Roja’s history of illegal border crossings began in 2017 when the U.S. Border Patrol sent him back home in early July after an apprehension. He was removed twice in 2020, according to ICE, before being arrested by ERO officers in Laredo on February 23. The fugitive illegal immigrant was also arrested by the Laredo Police Department on three occasions for assault and bodily injury in 2021, federal authorities reveal. In late October of 2018, Mexican authorities in Guanajuato, in the country’s central region, issued a warrant for Rojas’ arrest. He is wanted for homicide. A Guanajuato newspaper article about Rojas’ latest deportation says Guanajuato is the Mexican state that saw the most migrants deported by the Trump administration. Of 89,000 Mexicans “repatriated” in the first five months of the Trump administration, the story says 6,566 were from Guanajuato.
It is no secret that there is a national security and humanitarian crisis along the famously porous southern border and the Rojas case is just another example of how dire the situation is. Last year the federal government reported record-breaking Mexican border arrests. Federal agents apprehended an astounding 1,659,206 illegal immigrants at the southwest border in 2021, breaking the previous high of 1,643,679 in 2000. In the fiscal year of 2020, federal agents only arrested 400,651 on the southern border. The upsurge in just one year is difficult to grasp. Eight of the nine Border Patrol sectors saw triple-digit percentage increases in illegal immigrants over last year and one, Yuma in Arizona, reported an eye-popping 1,200.4% hike in apprehensions. The agency’s Del Rio sector in Texas had an unbelievable 542.7% surge. The Rio Grande Valley sector, also in Texas, saw a 508.7% increase and led all stations with 549,000 arrests. Del Rio reported 259,000 apprehensions which surpassed Border Patrol divisions in Texas and Arizona that typically see more traffic. Two other Texas stations, Big Bend and El Paso, recorded apprehension gains of 331.9% and 256.5% respectively. Big Bend and El Centro in California were the only sectors that did not see six-digit apprehensions this year, though both reported major increases over 2020—331.9% for Big Bend and 115.4% for El Centro.

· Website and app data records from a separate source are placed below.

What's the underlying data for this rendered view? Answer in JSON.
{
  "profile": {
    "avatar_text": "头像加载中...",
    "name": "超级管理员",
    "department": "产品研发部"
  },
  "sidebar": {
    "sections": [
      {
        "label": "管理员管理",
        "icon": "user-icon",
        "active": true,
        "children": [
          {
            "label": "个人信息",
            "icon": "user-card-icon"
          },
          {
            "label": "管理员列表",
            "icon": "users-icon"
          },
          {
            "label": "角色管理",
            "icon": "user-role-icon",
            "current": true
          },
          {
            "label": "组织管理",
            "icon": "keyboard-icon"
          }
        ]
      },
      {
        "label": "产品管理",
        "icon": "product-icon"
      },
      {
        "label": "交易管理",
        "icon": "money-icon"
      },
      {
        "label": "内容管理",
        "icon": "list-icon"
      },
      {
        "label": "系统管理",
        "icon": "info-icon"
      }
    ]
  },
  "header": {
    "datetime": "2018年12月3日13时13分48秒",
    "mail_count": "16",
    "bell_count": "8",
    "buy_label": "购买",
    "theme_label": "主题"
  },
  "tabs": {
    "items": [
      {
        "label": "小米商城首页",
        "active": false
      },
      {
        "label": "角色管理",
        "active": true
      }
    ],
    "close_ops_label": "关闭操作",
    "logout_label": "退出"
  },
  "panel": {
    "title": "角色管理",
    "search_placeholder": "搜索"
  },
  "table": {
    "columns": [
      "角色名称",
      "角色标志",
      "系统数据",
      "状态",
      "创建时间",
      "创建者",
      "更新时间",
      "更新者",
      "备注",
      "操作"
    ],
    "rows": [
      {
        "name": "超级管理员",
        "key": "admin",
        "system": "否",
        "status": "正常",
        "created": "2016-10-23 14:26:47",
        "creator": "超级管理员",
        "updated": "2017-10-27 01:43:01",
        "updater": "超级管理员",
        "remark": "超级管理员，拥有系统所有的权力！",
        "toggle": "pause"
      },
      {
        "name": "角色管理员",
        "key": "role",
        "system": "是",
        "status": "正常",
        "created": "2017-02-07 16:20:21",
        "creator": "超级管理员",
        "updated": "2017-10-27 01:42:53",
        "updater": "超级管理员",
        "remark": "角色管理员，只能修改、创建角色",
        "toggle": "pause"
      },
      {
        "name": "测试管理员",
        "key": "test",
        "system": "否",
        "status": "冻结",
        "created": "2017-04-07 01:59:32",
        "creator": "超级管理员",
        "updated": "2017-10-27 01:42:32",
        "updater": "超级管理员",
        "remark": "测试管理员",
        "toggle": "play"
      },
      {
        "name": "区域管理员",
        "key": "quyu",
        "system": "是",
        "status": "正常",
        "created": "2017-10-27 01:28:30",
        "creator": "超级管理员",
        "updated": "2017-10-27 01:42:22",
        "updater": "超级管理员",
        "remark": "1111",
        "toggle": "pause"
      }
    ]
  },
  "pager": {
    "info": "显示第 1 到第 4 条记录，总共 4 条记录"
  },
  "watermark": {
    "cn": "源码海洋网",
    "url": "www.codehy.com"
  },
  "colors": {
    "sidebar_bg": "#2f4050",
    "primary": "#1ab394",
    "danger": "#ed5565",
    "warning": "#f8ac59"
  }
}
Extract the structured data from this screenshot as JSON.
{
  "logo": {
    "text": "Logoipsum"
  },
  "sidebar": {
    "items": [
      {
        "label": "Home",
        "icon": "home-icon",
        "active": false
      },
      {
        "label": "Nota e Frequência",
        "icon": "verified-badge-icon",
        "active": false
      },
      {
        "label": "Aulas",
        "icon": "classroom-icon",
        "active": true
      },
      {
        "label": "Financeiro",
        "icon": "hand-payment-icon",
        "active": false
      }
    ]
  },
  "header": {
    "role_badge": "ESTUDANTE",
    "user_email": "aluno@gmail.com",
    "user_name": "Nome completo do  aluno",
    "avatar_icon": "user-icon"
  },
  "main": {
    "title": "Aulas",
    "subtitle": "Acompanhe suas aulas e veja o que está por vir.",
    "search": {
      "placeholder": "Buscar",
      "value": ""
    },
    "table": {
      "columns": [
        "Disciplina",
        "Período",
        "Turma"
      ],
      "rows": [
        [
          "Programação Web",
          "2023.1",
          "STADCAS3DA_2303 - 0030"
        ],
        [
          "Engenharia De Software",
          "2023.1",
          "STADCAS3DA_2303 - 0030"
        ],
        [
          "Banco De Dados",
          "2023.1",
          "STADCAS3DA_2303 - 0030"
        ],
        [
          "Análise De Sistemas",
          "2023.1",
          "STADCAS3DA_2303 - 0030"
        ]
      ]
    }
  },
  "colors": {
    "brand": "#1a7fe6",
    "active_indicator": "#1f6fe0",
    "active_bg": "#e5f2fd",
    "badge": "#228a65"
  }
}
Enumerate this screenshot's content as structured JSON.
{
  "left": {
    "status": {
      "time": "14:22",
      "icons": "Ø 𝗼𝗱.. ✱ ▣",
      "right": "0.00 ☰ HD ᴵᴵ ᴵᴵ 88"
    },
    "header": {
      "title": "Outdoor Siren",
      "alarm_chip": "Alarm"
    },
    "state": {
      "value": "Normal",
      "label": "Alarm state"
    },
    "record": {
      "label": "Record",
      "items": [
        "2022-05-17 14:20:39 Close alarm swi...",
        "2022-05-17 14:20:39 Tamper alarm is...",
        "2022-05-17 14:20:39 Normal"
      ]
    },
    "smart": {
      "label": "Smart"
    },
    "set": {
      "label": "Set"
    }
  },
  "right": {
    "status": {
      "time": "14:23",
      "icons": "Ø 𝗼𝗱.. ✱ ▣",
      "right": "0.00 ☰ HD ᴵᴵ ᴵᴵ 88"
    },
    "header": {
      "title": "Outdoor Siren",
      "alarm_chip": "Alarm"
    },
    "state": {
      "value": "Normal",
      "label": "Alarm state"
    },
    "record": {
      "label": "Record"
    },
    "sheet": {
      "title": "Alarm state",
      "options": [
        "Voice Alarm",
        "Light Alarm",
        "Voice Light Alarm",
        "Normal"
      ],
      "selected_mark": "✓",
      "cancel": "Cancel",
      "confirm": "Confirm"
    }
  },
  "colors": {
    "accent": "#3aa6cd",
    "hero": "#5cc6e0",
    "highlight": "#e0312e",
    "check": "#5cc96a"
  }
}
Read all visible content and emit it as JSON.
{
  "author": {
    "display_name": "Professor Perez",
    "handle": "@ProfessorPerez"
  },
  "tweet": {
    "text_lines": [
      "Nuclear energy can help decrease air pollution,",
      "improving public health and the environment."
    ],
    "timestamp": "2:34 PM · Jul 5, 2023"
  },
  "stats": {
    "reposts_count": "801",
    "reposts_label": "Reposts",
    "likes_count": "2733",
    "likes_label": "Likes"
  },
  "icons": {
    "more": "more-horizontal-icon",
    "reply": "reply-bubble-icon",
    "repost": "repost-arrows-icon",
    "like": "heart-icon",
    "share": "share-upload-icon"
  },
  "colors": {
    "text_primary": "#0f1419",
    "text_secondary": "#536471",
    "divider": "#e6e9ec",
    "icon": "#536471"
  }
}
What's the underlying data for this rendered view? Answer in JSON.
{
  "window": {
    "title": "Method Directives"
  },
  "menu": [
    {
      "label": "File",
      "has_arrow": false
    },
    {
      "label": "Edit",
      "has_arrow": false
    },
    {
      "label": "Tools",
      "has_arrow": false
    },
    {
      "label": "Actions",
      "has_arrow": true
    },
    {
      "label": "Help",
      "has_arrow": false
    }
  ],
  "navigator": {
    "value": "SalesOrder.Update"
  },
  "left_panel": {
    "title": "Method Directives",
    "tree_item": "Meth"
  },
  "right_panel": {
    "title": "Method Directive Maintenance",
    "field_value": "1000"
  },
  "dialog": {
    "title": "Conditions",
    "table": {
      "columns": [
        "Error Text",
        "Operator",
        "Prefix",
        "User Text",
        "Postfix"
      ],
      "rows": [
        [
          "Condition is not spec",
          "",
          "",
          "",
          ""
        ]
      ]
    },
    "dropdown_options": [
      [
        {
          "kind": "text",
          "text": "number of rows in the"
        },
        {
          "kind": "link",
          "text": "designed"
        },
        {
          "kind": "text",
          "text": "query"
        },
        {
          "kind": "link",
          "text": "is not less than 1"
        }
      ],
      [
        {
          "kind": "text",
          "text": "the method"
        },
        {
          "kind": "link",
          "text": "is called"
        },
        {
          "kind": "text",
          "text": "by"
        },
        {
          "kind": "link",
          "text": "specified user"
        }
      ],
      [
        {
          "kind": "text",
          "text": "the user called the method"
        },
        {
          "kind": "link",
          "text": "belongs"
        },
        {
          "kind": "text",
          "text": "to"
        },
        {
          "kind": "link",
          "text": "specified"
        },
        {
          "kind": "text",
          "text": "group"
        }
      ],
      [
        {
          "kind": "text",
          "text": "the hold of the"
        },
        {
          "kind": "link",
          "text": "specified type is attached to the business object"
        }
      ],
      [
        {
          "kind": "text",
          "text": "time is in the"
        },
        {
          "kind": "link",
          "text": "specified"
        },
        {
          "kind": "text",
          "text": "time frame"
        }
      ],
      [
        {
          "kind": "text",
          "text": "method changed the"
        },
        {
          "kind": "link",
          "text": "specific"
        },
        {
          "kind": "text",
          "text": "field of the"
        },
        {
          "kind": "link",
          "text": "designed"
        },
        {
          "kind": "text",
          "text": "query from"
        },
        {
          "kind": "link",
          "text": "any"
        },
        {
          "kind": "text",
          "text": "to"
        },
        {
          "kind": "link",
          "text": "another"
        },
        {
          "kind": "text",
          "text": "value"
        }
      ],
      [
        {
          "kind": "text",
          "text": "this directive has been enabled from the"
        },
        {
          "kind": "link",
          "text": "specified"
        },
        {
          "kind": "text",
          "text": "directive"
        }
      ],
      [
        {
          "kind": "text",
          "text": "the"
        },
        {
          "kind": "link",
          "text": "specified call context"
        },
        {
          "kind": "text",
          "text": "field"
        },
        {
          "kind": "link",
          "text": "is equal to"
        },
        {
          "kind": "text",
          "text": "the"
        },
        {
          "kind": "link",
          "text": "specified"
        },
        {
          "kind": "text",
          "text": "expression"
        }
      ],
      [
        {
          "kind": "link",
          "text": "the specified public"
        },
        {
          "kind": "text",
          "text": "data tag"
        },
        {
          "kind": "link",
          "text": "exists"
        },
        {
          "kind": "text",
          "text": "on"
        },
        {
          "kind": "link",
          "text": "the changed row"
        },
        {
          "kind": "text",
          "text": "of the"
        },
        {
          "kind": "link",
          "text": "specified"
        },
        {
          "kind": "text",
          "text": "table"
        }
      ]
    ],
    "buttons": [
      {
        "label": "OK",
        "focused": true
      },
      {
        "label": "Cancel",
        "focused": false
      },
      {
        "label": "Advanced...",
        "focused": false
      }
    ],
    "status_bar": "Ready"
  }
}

Like Rojas, most of the illegal aliens (608,000) arrested by the U.S. in 2021 came from Mexico followed by the Central American nations of Honduras (309,000), Guatemala (279,000) and El Salvador (96,000). In the last month of the fiscal year, migrants from those four Latin American countries accounted for well over half (63.7%) of apprehensions along the Mexican border. The final month of the fiscal year, which ended in September, also saw a final spike of migrants from Haiti (132%), Turkey (89%), India (82%), Ukraine (81%) and even China (75%). The number of illegal aliens from Russia nearly doubled from 758 to 1,432 during the same period, according to year-end stats provided the Department of Homeland Security (DHS). The Biden administration partially dealt with the onslaught by dispersing hundreds of thousands of illegal immigrants throughout the U.S. The administration’s open border policies are also slamming the overwhelmed U.S. immigration court system, creating the largest backlog of cases in history. At the end of December pending cases reached a shocking 1,596,193, according to government figures.
Fiscal year 2022 also started with a bang, a 137% increase in the first quarter over the final quarter of 2021. In the first three months of 2022, Border Patrol figures show 496,148 migrant encounters compared to 209,342 from October to December of 2021.
Until next week …